What is the background?  FYSA and FLSRC working together, encourage and entice younger players to engage with the referee community at large.  They gather together young students who would be willing to lay it all on the line to become proficient as a referee.  Once these kids get involved and gain momentum towards the pursuit of a career in refereeing, they start to get their feet underneath them, literally and making strides towards true development in the referee  uniform and giving yellow and red cards as they are supposed to.  The parents, seeing their 10 year old Messi being chastised by this young whipper-snapper referee as a target for their ill will and abuse, feel their own inner Messi being squashed.  The coaches in turn start to defend the parents, turning on the referee and making even more abusive comments to the young protégé, thus turning the referee into a whipping post in a uniform that should command respect from both the parents and coaches.

What is your recommendation?  In order to approach this issue and encompass a change in this type of illicit behavior, there must be a concerted effort from the State at the club level to eliminate the thought prior to being brought to fruition.  There are a number of ways in which we as the state soccer association can attempt to thwart this type of action, but we must work together to make this happen. 

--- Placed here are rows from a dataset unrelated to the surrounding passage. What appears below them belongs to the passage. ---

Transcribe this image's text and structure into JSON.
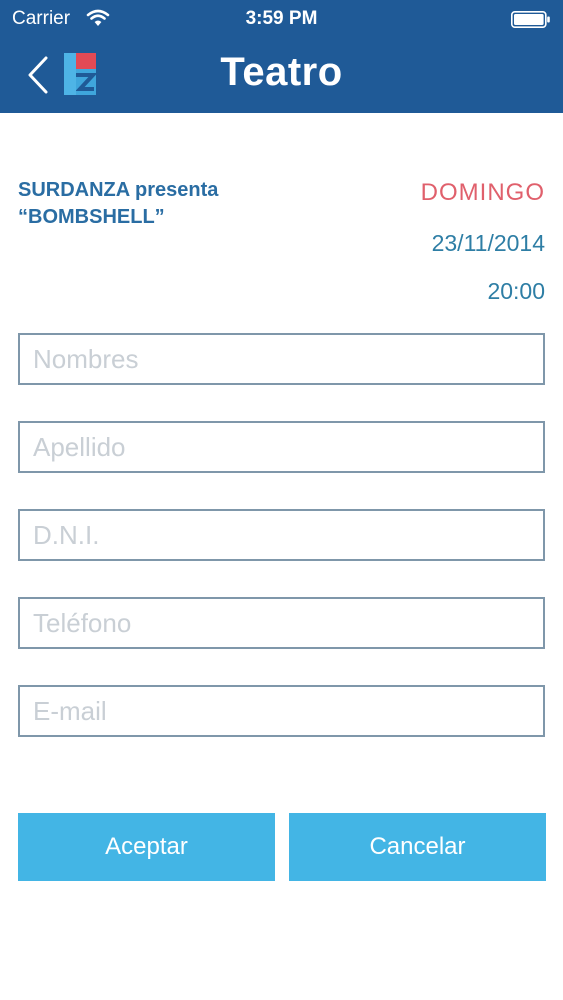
{
  "status_bar": {
    "carrier": "Carrier",
    "time": "3:59 PM",
    "icons": [
      "wifi-icon",
      "battery-icon"
    ]
  },
  "nav": {
    "title": "Teatro",
    "back_icon": "chevron-left-icon",
    "logo_icon": "app-logo-icon"
  },
  "event": {
    "title_line1": "SURDANZA presenta",
    "title_line2": "“BOMBSHELL”",
    "day": "DOMINGO",
    "date": "23/11/2014",
    "time": "20:00"
  },
  "form": {
    "nombres_placeholder": "Nombres",
    "apellido_placeholder": "Apellido",
    "dni_placeholder": "D.N.I.",
    "telefono_placeholder": "Teléfono",
    "email_placeholder": "E-mail"
  },
  "buttons": {
    "accept": "Aceptar",
    "cancel": "Cancelar"
  },
  "colors": {
    "nav_background": "#1f5a97",
    "event_title": "#2a6da3",
    "day": "#e0606c",
    "date_time": "#2e7ea5",
    "field_border": "#7f97aa",
    "button": "#43b5e5"
  }
}
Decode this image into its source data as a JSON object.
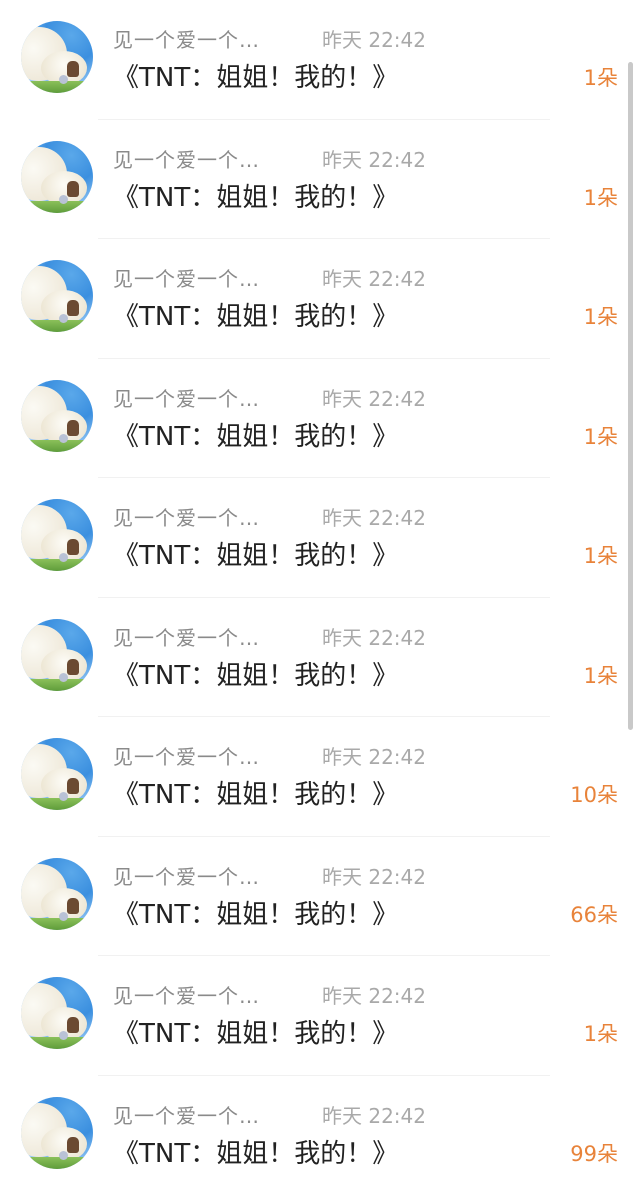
{
  "accent_color": "#e8833a",
  "items": [
    {
      "name": "见一个爱一个…",
      "time": "昨天 22:42",
      "title": "《TNT：姐姐！我的！》",
      "count": "1朵",
      "avatar": "cloud-avatar"
    },
    {
      "name": "见一个爱一个…",
      "time": "昨天 22:42",
      "title": "《TNT：姐姐！我的！》",
      "count": "1朵",
      "avatar": "cloud-avatar"
    },
    {
      "name": "见一个爱一个…",
      "time": "昨天 22:42",
      "title": "《TNT：姐姐！我的！》",
      "count": "1朵",
      "avatar": "cloud-avatar"
    },
    {
      "name": "见一个爱一个…",
      "time": "昨天 22:42",
      "title": "《TNT：姐姐！我的！》",
      "count": "1朵",
      "avatar": "cloud-avatar"
    },
    {
      "name": "见一个爱一个…",
      "time": "昨天 22:42",
      "title": "《TNT：姐姐！我的！》",
      "count": "1朵",
      "avatar": "cloud-avatar"
    },
    {
      "name": "见一个爱一个…",
      "time": "昨天 22:42",
      "title": "《TNT：姐姐！我的！》",
      "count": "1朵",
      "avatar": "cloud-avatar"
    },
    {
      "name": "见一个爱一个…",
      "time": "昨天 22:42",
      "title": "《TNT：姐姐！我的！》",
      "count": "10朵",
      "avatar": "cloud-avatar"
    },
    {
      "name": "见一个爱一个…",
      "time": "昨天 22:42",
      "title": "《TNT：姐姐！我的！》",
      "count": "66朵",
      "avatar": "cloud-avatar"
    },
    {
      "name": "见一个爱一个…",
      "time": "昨天 22:42",
      "title": "《TNT：姐姐！我的！》",
      "count": "1朵",
      "avatar": "cloud-avatar"
    },
    {
      "name": "见一个爱一个…",
      "time": "昨天 22:42",
      "title": "《TNT：姐姐！我的！》",
      "count": "99朵",
      "avatar": "cloud-avatar"
    }
  ]
}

Silent Saturdays, “No Abuse” Signs at the field, A-Frames with a similar message, pre-season and continuous parental education pamphlets, flyers and videos are all examples of the action that FYSA needs to engage at the clubs to support the referees at this level to show them that we as a state association have not left them as verbal cannon fodder.

At the 2019 State Commissioners Cup, yellow and black signs were introduced and in the areas where posted went a long way towards deferring the angry commentary of the parents, but we need to take this much further.

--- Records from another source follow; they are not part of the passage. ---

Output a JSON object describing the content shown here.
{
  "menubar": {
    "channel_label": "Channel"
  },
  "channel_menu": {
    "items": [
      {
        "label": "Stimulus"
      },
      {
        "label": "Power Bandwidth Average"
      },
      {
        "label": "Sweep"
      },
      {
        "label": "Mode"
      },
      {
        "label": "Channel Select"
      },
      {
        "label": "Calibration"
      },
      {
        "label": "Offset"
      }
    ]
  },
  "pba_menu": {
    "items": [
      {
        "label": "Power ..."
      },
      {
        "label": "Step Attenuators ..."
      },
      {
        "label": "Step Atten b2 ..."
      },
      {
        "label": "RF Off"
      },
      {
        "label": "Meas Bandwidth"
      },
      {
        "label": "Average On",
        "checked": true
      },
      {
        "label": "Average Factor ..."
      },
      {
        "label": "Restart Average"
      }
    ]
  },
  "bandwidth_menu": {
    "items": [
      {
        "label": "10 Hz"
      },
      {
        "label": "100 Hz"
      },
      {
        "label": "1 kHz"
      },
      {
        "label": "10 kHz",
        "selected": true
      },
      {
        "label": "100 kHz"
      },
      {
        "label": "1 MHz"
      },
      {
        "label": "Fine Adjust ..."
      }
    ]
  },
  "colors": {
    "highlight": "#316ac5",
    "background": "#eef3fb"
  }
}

How would they be distributed and what are the intended uses?  Distribute to clubs?  At the 2019 AGM I spoke with numerous representatives that would be willing to support a creative effort towards developing an A-Frame sign with the same type of verbiage as the signs which if pushed out to our leagues, could then be disseminated to our clubs.  These A-Frames would be a giant step towards eliminating the detrimental behavior at the youth level and perhaps support more referee retention. 

Let’s face this, if we lose our referees, there will be no soccer matches.  We must engage this at the club and tournament level across the state in order to retain the newer referees.  Most of our new generation of referees are culturally drenched and emotionally unwilling or unable to deal with the verbal assaults that are being thrust at them on this level with only one recourse, quit.

I see only one alternative, FYSA has the ability and needs to support our state level referees and show them we are united. I see the propagation of the “NO ABUSE” A-Frames, throughout the state, as an absolute must in order to address referee retention in order and we as the leaders in FYSA must support our youth referees.  Let’s make it so!


Parents and athletes need to manage their SportsEngine accounts to ensure they get the most out of their Greater Central Florida Youth Soccer League, LLC experience during each sporting season. With their accounts properly configured, athletes and their families will receive communications according to their preferences and be able to complete registrations more efficiently.  SportsEngine has created a Team Management Guide for Parents and Athletes that will help our members with frequently asked questions about our website and mobile app.